Comment of the Day

Reader: New Buildings in Denver Have All the Charm of a 1950s Prison Complex

Alan Prendergast's post about a satirical public notice announcing that "your presence is not valued" in developing Denver continues to generate online conversation.

No surprise, since buildings are going up at a rapid pace in many Denver neighborhoods, be they trendy or transitioning.

The designs of these structures, and the way they blend (or don't) with pre-existing homes and businesses, rubs plenty of folks the wrong way.

Like, for instance, this one.

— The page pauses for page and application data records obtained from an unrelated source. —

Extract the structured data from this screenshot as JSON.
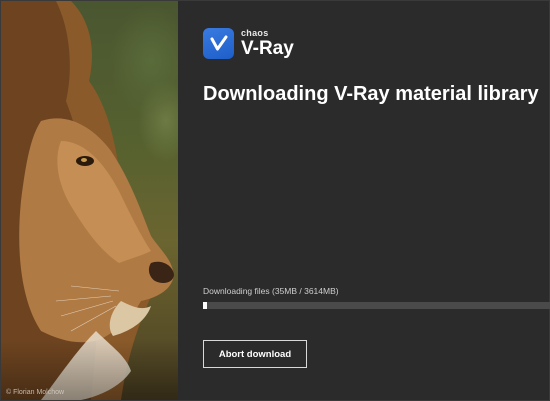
{
  "photo": {
    "credit": "© Florian Molchow",
    "icon": "lion-photo"
  },
  "logo": {
    "icon": "vray-check-icon",
    "brand": "chaos",
    "product": "V-Ray",
    "accent": "#2a6fd8"
  },
  "title": "Downloading V-Ray material library",
  "download": {
    "status": "Downloading files (35MB / 3614MB)",
    "downloaded_mb": 35,
    "total_mb": 3614,
    "progress_fraction": 0.0097
  },
  "actions": {
    "abort_label": "Abort download"
  }
}
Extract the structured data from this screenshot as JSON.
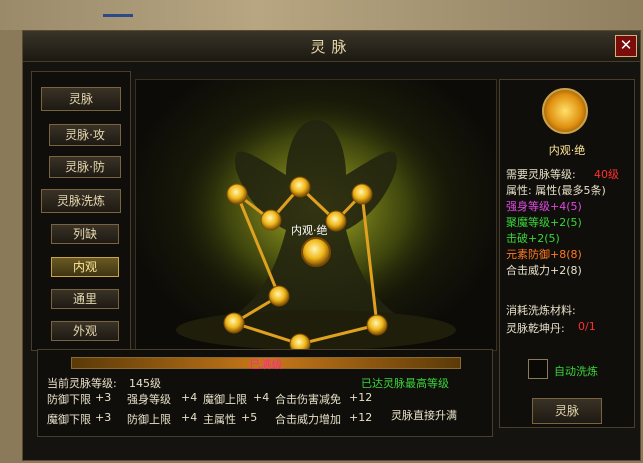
{
  "window": {
    "title": "灵脉",
    "close": "✕"
  },
  "left_buttons": {
    "lingmai": "灵脉",
    "attack": "灵脉·攻",
    "defense": "灵脉·防",
    "refine": "灵脉洗炼",
    "liejue": "列缺",
    "neiguan": "内观",
    "tongli": "通里",
    "waiguan": "外观"
  },
  "node_label": "内观·绝",
  "right_panel": {
    "name": "内观·绝",
    "req_label": "需要灵脉等级:",
    "req_value": "40级",
    "attr_line": "属性: 属性(最多5条)",
    "attrs": [
      {
        "text": "强身等级+4(5)",
        "color": "#e04ae0"
      },
      {
        "text": "聚魔等级+2(5)",
        "color": "#3ad43a"
      },
      {
        "text": "击破+2(5)",
        "color": "#3ad43a"
      },
      {
        "text": "元素防御+8(8)",
        "color": "#ff7a20"
      },
      {
        "text": "合击威力+2(8)",
        "color": "#e8e0c8"
      }
    ],
    "material_label": "消耗洗炼材料:",
    "material_name": "灵脉乾坤丹:",
    "material_count": "0/1",
    "auto_refine": "自动洗炼",
    "action_button": "灵脉"
  },
  "bottom": {
    "bar_label": "已满级",
    "level_label": "当前灵脉等级:",
    "level_value": "145级",
    "max_text": "已达灵脉最高等级",
    "stats_row1": [
      {
        "label": "防御下限",
        "value": "+3"
      },
      {
        "label": "强身等级",
        "value": "+4"
      },
      {
        "label": "魔御上限",
        "value": "+4"
      },
      {
        "label": "合击伤害减免",
        "value": "+12"
      }
    ],
    "stats_row2": [
      {
        "label": "魔御下限",
        "value": "+3"
      },
      {
        "label": "防御上限",
        "value": "+4"
      },
      {
        "label": "主属性",
        "value": "+5"
      },
      {
        "label": "合击威力增加",
        "value": "+12"
      }
    ],
    "upgrade_link": "灵脉直接升满"
  },
  "colors": {
    "accent_gold": "#c9a24a",
    "max_green": "#3ad43a",
    "req_red": "#ff3030"
  }
}
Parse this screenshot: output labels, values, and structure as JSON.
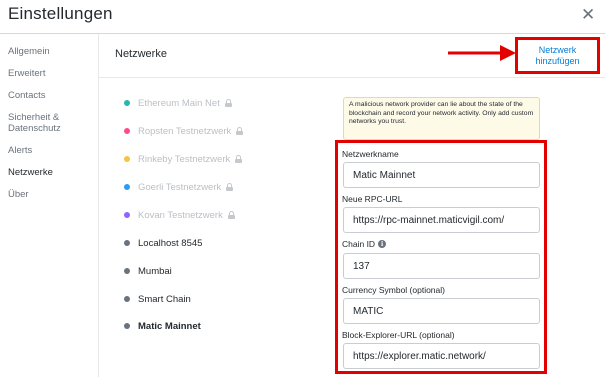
{
  "header": {
    "title": "Einstellungen",
    "close_icon": "close-icon"
  },
  "sidebar": {
    "items": [
      {
        "label": "Allgemein",
        "active": false
      },
      {
        "label": "Erweitert",
        "active": false
      },
      {
        "label": "Contacts",
        "active": false
      },
      {
        "label": "Sicherheit &\nDatenschutz",
        "active": false
      },
      {
        "label": "Alerts",
        "active": false
      },
      {
        "label": "Netzwerke",
        "active": true
      },
      {
        "label": "Über",
        "active": false
      }
    ]
  },
  "main": {
    "section_title": "Netzwerke",
    "add_network": {
      "line1": "Netzwerk",
      "line2": "hinzufügen"
    },
    "networks": [
      {
        "label": "Ethereum Main Net",
        "color": "#29b6af",
        "locked": true
      },
      {
        "label": "Ropsten Testnetzwerk",
        "color": "#ff4a8d",
        "locked": true
      },
      {
        "label": "Rinkeby Testnetzwerk",
        "color": "#f6c343",
        "locked": true
      },
      {
        "label": "Goerli Testnetzwerk",
        "color": "#3099f2",
        "locked": true
      },
      {
        "label": "Kovan Testnetzwerk",
        "color": "#9064ff",
        "locked": true
      },
      {
        "label": "Localhost 8545",
        "color": "#6a737d",
        "locked": false
      },
      {
        "label": "Mumbai",
        "color": "#6a737d",
        "locked": false
      },
      {
        "label": "Smart Chain",
        "color": "#6a737d",
        "locked": false
      },
      {
        "label": "Matic Mainnet",
        "color": "#6a737d",
        "locked": false,
        "selected": true
      }
    ],
    "warning": "A malicious network provider can lie about the state of the blockchain and record your network activity. Only add custom networks you trust.",
    "form": {
      "network_name_label": "Netzwerkname",
      "network_name_value": "Matic Mainnet",
      "rpc_label": "Neue RPC-URL",
      "rpc_value": "https://rpc-mainnet.maticvigil.com/",
      "chain_id_label": "Chain ID",
      "chain_id_value": "137",
      "symbol_label": "Currency Symbol (optional)",
      "symbol_value": "MATIC",
      "explorer_label": "Block-Explorer-URL (optional)",
      "explorer_value": "https://explorer.matic.network/"
    }
  },
  "colors": {
    "accent": "#037dd6",
    "highlight": "#e20000",
    "warning_bg": "#fefae8"
  }
}
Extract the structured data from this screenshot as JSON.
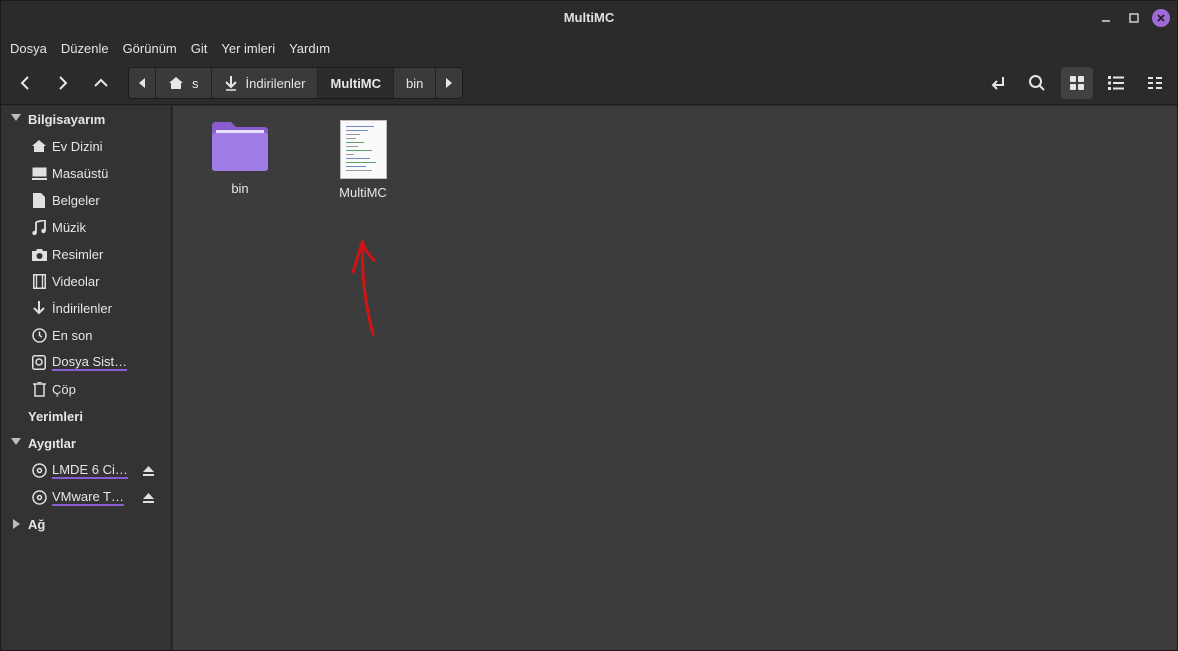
{
  "window": {
    "title": "MultiMC"
  },
  "menubar": {
    "items": [
      "Dosya",
      "Düzenle",
      "Görünüm",
      "Git",
      "Yer imleri",
      "Yardım"
    ]
  },
  "pathbar": {
    "crumbs": [
      "s",
      "İndirilenler",
      "MultiMC",
      "bin"
    ],
    "active": "MultiMC"
  },
  "toolbar": {
    "icons": [
      "back-icon",
      "forward-icon",
      "up-icon",
      "location-icon",
      "search-icon",
      "grid-view-icon",
      "list-view-icon",
      "menu-icon"
    ]
  },
  "sidebar": {
    "computer_header": "Bilgisayarım",
    "items": [
      {
        "label": "Ev Dizini",
        "icon": "home-icon"
      },
      {
        "label": "Masaüstü",
        "icon": "desktop-icon"
      },
      {
        "label": "Belgeler",
        "icon": "document-icon"
      },
      {
        "label": "Müzik",
        "icon": "music-icon"
      },
      {
        "label": "Resimler",
        "icon": "camera-icon"
      },
      {
        "label": "Videolar",
        "icon": "film-icon"
      },
      {
        "label": "İndirilenler",
        "icon": "download-icon"
      },
      {
        "label": "En son",
        "icon": "clock-icon"
      },
      {
        "label": "Dosya Sist…",
        "icon": "drive-icon"
      },
      {
        "label": "Çöp",
        "icon": "trash-icon"
      }
    ],
    "bookmarks_header": "Yerimleri",
    "devices_header": "Aygıtlar",
    "devices": [
      {
        "label": "LMDE 6 Ci…",
        "icon": "disc-icon"
      },
      {
        "label": "VMware T…",
        "icon": "disc-icon"
      }
    ],
    "network_header": "Ağ"
  },
  "files": [
    {
      "name": "bin",
      "type": "folder",
      "color": "#9c6ee0"
    },
    {
      "name": "MultiMC",
      "type": "script"
    }
  ],
  "colors": {
    "accent": "#9e6ad6",
    "annotation": "#d01414"
  }
}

Martin V. KnifeChief writes:
This is the damned truth. I went back to my old neighborhood and they are just attacking it on all levels. Not only building ugly, modern structures, but ones that close off the light or sight levels of other homes, some being tall apartment buildings! Rents for these cheaply built pieces of crap are insane. I saw a neighborhood with mixed use shops and other places turn almost completely into restaurants....all to feed the hordes of new people who don't cook in their spotless kitchens. Lawns and gardens are disappearing under gravel and concrete 'porches"...low maintenance for those "people on the go." Buildings are swallowing the whole lot, no room for bushes or trees, which can be "messy" and have pesky creatures like birds and squirrels. These new buildings have all the charm of communist Russia or a 1950's prison complex!! Too bad people like this sort of crap. Funny how times change and the 'minimalist' scene is back!

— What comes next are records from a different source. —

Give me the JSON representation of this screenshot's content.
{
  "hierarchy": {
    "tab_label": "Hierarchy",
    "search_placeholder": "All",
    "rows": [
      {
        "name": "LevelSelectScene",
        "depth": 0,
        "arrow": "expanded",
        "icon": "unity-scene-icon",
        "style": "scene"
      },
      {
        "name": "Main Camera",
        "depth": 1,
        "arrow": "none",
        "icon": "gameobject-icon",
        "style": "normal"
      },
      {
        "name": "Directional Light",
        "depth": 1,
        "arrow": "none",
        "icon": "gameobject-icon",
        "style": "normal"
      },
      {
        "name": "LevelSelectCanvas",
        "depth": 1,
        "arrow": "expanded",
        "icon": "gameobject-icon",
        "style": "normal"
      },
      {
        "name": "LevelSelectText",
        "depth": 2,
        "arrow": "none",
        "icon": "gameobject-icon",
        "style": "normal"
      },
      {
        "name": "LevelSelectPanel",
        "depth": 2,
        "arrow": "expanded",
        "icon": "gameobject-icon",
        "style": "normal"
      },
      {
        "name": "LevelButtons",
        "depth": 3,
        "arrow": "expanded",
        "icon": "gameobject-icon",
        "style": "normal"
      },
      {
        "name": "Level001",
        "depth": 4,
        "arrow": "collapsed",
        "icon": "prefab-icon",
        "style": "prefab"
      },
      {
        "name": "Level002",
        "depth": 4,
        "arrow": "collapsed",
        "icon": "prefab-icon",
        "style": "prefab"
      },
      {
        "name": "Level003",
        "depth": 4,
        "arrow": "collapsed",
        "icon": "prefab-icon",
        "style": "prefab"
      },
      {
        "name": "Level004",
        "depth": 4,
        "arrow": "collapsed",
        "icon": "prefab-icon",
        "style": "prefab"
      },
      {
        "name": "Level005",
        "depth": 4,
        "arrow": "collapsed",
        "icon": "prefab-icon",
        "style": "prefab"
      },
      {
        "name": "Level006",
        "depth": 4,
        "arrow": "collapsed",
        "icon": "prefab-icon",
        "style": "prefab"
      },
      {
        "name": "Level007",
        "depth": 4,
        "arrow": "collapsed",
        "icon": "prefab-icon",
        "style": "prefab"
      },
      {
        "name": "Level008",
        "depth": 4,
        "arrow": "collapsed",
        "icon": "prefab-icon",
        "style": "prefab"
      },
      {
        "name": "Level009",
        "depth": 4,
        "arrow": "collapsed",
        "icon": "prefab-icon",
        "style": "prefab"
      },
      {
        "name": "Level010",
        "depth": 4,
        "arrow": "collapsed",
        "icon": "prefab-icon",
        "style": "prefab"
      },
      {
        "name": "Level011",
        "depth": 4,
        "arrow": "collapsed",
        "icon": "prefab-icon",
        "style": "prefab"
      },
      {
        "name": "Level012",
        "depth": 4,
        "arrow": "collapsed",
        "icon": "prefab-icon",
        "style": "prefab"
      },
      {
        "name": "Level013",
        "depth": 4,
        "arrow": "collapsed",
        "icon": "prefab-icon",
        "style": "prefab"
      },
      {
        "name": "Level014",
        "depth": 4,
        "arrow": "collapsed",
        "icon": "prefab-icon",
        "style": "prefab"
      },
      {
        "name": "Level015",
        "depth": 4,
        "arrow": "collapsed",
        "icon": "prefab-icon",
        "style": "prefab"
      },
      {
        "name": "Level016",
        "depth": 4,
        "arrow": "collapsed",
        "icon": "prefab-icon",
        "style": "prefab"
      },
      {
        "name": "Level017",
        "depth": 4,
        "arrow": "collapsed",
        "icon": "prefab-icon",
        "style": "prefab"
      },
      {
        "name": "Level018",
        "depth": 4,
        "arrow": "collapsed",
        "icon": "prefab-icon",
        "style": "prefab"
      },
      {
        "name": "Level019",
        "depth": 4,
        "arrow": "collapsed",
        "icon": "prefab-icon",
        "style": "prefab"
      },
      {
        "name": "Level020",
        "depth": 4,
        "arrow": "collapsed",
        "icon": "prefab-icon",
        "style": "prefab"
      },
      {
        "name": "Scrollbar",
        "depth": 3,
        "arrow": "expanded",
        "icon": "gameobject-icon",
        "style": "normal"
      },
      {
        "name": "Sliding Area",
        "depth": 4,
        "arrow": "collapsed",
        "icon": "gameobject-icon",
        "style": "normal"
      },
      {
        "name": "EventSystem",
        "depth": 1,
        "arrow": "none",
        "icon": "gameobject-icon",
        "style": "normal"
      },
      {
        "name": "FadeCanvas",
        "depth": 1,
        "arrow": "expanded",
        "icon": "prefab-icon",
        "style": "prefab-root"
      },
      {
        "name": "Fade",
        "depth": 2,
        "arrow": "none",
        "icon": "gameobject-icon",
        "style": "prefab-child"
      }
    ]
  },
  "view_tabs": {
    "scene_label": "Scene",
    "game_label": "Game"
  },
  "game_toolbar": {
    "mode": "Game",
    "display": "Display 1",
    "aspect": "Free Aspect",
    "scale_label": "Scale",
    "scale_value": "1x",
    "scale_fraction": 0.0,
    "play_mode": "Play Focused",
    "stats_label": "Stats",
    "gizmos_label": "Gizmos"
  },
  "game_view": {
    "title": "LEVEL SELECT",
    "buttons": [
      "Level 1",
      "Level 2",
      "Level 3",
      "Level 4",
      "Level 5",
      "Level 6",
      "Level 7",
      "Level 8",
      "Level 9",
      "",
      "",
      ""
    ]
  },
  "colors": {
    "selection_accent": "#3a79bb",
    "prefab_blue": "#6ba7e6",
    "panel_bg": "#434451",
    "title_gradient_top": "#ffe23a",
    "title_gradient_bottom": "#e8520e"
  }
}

KEEP WESTWORD FREE... Since we started Westword, it has been defined as the free, independent voice of Denver, and we'd like to keep it that way. With local media under siege, it's more important than ever for us to rally support behind funding our local journalism. You can help by participating in our "I Support" program, allowing us to keep offering readers access to our incisive coverage of local news, food and culture with no paywalls.
Michael Roberts has written for Westword since October 1990, serving stints as music editor and media columnist. He currently covers everything from breaking news and politics to sports and stories that defy categorization.
Contact: Michael Roberts